▶ _The input_:
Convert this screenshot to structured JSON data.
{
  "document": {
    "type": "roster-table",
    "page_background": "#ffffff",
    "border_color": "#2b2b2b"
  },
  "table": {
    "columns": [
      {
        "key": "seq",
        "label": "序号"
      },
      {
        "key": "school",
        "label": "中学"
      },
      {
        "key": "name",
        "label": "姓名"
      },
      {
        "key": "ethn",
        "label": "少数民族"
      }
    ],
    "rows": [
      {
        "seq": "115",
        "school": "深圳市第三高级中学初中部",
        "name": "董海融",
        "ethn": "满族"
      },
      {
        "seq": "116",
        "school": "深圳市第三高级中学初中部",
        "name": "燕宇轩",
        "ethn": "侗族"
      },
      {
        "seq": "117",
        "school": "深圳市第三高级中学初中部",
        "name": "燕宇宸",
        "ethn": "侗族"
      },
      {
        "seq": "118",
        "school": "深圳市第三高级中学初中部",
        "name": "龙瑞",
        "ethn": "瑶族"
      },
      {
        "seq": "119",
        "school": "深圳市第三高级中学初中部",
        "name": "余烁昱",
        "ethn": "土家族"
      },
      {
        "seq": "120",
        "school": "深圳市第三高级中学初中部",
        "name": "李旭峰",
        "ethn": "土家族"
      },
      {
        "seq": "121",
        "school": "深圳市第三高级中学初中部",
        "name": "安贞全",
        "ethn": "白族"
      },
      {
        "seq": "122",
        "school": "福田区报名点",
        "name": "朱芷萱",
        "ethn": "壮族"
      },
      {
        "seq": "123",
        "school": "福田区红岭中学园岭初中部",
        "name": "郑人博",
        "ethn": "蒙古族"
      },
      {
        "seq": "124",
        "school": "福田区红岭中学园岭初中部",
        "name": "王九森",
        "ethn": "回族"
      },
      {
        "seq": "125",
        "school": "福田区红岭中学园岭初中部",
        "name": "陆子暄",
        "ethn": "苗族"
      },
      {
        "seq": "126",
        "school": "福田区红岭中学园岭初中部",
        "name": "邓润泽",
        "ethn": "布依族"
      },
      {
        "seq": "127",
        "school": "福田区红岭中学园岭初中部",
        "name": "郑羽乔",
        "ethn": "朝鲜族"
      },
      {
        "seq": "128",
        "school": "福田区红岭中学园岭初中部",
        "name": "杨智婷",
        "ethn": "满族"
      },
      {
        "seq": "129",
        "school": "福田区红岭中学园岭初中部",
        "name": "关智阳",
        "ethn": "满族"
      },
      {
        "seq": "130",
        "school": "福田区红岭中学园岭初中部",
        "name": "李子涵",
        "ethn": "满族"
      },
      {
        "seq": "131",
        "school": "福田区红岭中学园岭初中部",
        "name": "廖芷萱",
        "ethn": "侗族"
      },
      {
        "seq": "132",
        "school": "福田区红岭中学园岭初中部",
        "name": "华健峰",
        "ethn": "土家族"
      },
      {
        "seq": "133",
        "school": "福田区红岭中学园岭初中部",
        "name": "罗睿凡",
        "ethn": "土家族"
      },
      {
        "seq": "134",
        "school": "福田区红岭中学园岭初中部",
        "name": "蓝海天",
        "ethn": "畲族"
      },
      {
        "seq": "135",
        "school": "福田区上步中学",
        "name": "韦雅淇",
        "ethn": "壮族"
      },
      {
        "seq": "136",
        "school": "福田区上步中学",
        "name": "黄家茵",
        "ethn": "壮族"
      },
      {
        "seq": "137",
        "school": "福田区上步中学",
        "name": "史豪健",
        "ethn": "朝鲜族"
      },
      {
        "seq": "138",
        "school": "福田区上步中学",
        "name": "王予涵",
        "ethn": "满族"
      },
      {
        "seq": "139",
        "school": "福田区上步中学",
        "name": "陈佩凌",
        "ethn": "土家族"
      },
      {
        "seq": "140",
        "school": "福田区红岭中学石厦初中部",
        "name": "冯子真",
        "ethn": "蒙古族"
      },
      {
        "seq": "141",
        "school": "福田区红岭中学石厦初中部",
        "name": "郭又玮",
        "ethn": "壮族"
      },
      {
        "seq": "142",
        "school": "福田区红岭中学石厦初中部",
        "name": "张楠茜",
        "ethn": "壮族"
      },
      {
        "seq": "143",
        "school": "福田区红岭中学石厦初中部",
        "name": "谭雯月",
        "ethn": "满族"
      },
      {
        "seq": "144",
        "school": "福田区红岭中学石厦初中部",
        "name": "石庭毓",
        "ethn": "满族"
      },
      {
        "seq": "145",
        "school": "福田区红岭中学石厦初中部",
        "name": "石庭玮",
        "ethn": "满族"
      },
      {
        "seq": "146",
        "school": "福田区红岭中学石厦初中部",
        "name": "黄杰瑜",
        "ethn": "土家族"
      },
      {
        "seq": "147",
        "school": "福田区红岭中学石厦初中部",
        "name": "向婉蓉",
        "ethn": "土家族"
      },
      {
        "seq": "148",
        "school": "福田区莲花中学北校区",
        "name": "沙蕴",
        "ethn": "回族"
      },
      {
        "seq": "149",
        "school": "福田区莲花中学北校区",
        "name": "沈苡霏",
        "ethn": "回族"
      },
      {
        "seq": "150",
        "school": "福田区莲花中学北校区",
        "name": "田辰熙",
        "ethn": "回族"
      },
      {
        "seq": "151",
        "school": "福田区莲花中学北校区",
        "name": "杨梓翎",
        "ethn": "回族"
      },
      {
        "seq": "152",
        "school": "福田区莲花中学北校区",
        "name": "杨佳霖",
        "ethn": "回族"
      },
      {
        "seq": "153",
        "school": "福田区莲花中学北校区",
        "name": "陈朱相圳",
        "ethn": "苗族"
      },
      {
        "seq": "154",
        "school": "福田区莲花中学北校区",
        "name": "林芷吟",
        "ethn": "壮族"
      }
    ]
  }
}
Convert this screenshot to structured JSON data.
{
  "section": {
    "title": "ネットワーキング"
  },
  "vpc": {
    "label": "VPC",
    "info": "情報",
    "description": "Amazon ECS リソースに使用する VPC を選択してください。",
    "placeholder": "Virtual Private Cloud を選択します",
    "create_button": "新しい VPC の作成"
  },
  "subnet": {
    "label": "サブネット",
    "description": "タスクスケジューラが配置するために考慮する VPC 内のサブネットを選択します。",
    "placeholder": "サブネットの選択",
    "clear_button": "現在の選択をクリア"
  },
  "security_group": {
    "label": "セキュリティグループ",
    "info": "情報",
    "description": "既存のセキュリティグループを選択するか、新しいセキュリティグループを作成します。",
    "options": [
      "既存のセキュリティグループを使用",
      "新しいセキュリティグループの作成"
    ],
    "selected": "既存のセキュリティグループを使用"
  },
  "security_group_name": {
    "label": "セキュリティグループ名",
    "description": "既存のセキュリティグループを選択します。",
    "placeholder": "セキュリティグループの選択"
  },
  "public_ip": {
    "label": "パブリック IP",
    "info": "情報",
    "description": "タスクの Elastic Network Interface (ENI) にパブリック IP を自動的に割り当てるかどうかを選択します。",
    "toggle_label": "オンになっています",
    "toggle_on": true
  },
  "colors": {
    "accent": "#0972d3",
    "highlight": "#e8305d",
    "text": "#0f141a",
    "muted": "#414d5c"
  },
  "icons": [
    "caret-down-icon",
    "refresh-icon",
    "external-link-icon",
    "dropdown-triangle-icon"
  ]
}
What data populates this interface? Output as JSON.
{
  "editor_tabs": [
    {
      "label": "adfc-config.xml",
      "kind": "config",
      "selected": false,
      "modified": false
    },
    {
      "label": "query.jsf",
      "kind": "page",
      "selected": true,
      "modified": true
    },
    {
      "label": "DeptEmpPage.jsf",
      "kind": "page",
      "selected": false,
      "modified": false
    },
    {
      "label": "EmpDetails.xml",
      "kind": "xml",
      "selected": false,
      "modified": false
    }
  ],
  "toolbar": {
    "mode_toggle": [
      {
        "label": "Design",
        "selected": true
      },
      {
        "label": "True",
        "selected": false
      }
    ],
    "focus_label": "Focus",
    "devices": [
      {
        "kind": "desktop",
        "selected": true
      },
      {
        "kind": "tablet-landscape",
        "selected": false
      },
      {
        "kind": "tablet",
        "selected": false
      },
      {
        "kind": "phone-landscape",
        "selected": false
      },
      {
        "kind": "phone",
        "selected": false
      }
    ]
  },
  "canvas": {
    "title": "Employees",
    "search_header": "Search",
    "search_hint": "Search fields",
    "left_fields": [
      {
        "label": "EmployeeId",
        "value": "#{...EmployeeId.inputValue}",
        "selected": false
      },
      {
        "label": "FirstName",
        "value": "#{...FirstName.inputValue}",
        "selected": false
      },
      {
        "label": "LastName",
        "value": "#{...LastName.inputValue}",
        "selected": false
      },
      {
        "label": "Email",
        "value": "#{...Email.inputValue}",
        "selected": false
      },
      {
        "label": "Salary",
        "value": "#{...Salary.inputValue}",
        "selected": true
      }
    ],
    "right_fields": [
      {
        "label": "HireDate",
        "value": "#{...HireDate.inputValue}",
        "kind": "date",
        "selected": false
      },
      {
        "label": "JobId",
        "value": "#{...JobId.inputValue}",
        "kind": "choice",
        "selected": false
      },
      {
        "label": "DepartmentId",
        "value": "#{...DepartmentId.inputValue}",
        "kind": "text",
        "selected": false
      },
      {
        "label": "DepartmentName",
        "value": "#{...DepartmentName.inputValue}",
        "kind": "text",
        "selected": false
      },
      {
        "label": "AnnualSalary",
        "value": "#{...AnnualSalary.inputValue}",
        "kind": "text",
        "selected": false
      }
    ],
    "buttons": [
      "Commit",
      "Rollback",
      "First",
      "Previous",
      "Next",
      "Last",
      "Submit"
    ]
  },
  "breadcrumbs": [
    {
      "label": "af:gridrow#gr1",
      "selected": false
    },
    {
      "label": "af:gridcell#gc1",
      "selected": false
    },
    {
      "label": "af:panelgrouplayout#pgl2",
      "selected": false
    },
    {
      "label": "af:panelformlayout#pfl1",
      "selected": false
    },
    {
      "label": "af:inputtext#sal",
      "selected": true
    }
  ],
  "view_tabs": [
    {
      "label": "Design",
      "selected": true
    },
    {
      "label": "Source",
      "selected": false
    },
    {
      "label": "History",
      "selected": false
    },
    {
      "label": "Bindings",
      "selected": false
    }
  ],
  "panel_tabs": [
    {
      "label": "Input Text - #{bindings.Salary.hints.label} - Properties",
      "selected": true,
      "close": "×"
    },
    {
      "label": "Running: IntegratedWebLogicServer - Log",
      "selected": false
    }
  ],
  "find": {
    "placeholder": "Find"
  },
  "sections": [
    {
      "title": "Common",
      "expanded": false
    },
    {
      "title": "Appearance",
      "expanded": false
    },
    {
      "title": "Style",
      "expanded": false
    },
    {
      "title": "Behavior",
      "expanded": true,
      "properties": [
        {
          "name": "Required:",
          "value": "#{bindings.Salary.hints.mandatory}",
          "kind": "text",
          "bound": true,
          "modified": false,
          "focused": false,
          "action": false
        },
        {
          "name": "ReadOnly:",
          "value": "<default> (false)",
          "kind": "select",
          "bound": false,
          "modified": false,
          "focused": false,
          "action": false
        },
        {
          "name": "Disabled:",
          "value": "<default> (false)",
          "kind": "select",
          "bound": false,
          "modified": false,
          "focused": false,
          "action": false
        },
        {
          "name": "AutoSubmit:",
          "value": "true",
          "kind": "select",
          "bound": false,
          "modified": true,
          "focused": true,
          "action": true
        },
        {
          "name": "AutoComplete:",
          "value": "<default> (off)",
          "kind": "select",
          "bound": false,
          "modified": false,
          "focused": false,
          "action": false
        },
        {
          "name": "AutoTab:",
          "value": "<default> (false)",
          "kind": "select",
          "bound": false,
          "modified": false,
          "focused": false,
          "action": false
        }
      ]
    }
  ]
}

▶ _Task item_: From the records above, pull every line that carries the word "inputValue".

▶ _Response to the task_:
        "value": "#{...EmployeeId.inputValue}",
        "value": "#{...FirstName.inputValue}",
        "value": "#{...LastName.inputValue}",
        "value": "#{...Email.inputValue}",
        "value": "#{...Salary.inputValue}",
        "value": "#{...HireDate.inputValue}",
        "value": "#{...JobId.inputValue}",
        "value": "#{...DepartmentId.inputValue}",
        "value": "#{...DepartmentName.inputValue}",
        "value": "#{...AnnualSalary.inputValue}",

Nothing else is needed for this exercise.